Most models applied in current research practice for the description of salt transport in porous materials are very simple. These employ Fick's diffusion equation for the salt concentration with a constant diffusion coefficient and constant initial and boundary conditions. Another extreme in this sense presents a consideration of fully coupled heat, moisture and chemical compound transport phenomena. A possible way out from the problems arising due to either oversimplification or too high complexity is to choose a reasonable compromise, i.e., a model that is somewhere in between these two extremes. Unfortunately, such models are still rarely used both in the research and technical practice. In this paper, a modification of the diffusion-advection model which takes into account not only the influence of water flow on salt transport but also the effect of salt bonding on pore walls is identified as the most promising for practical applications. Keywords: water transport, salt transport, modelling, diffusion, advection, salt bonding. 1 Introduction Porous materials applied in building structures often contain significant amount of various salts. They can originate from several sources. One of them is underground soil with water-soluble salts. In some building structures, particularly older buildings horizontal water-proof insulation is missing, so that salt solutions can be transported into materials of load bearing structures by capillary forces. Another source of salts in masonry is sodium and calcium chlorides used for winter maintenance of pavements and footways. They can
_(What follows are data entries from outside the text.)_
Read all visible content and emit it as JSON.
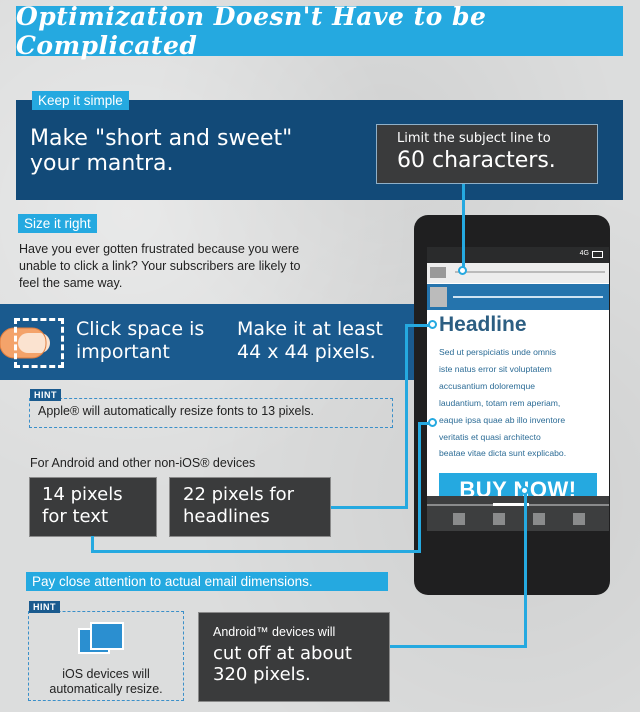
{
  "header": {
    "title": "Optimization Doesn't Have to be Complicated"
  },
  "keep_simple": {
    "tag": "Keep it simple",
    "mantra_line1": "Make \"short and sweet\"",
    "mantra_line2": "your mantra.",
    "subject_line1": "Limit the subject line to",
    "subject_line2": "60 characters."
  },
  "size_right": {
    "tag": "Size it right",
    "intro_line1": "Have you ever gotten frustrated because you were",
    "intro_line2": "unable to click a link? Your subscribers are likely to",
    "intro_line3": "feel the same way.",
    "click_line1": "Click space is",
    "click_line2": "important",
    "size_line1": "Make it at least",
    "size_line2": "44 x 44 pixels.",
    "hint_label": "HINT",
    "hint_text": "Apple® will automatically resize fonts to 13 pixels.",
    "android_label": "For Android and other non-iOS® devices",
    "text_px_line1": "14 pixels",
    "text_px_line2": "for text",
    "headline_px_line1": "22 pixels for",
    "headline_px_line2": "headlines"
  },
  "dimensions": {
    "tag": "Pay close attention to actual email dimensions.",
    "hint_label": "HINT",
    "ios_line1": "iOS devices will",
    "ios_line2": "automatically resize.",
    "android_line1": "Android™ devices will",
    "android_line2": "cut off at about",
    "android_line3": "320 pixels."
  },
  "phone": {
    "status": "4G",
    "headline": "Headline",
    "body_lines": [
      "Sed ut perspiciatis unde omnis",
      "iste natus error sit voluptatem",
      "accusantium doloremque",
      "laudantium, totam rem aperiam,",
      "eaque ipsa quae ab illo inventore",
      "veritatis et quasi architecto",
      "beatae vitae dicta sunt explicabo."
    ],
    "button": "BUY NOW!"
  },
  "colors": {
    "accent": "#25a9e0",
    "navy": "#124a78",
    "dark": "#3a3b3c"
  }
}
water transport, salt transport, modelling, diffusion, advection, salt bonding.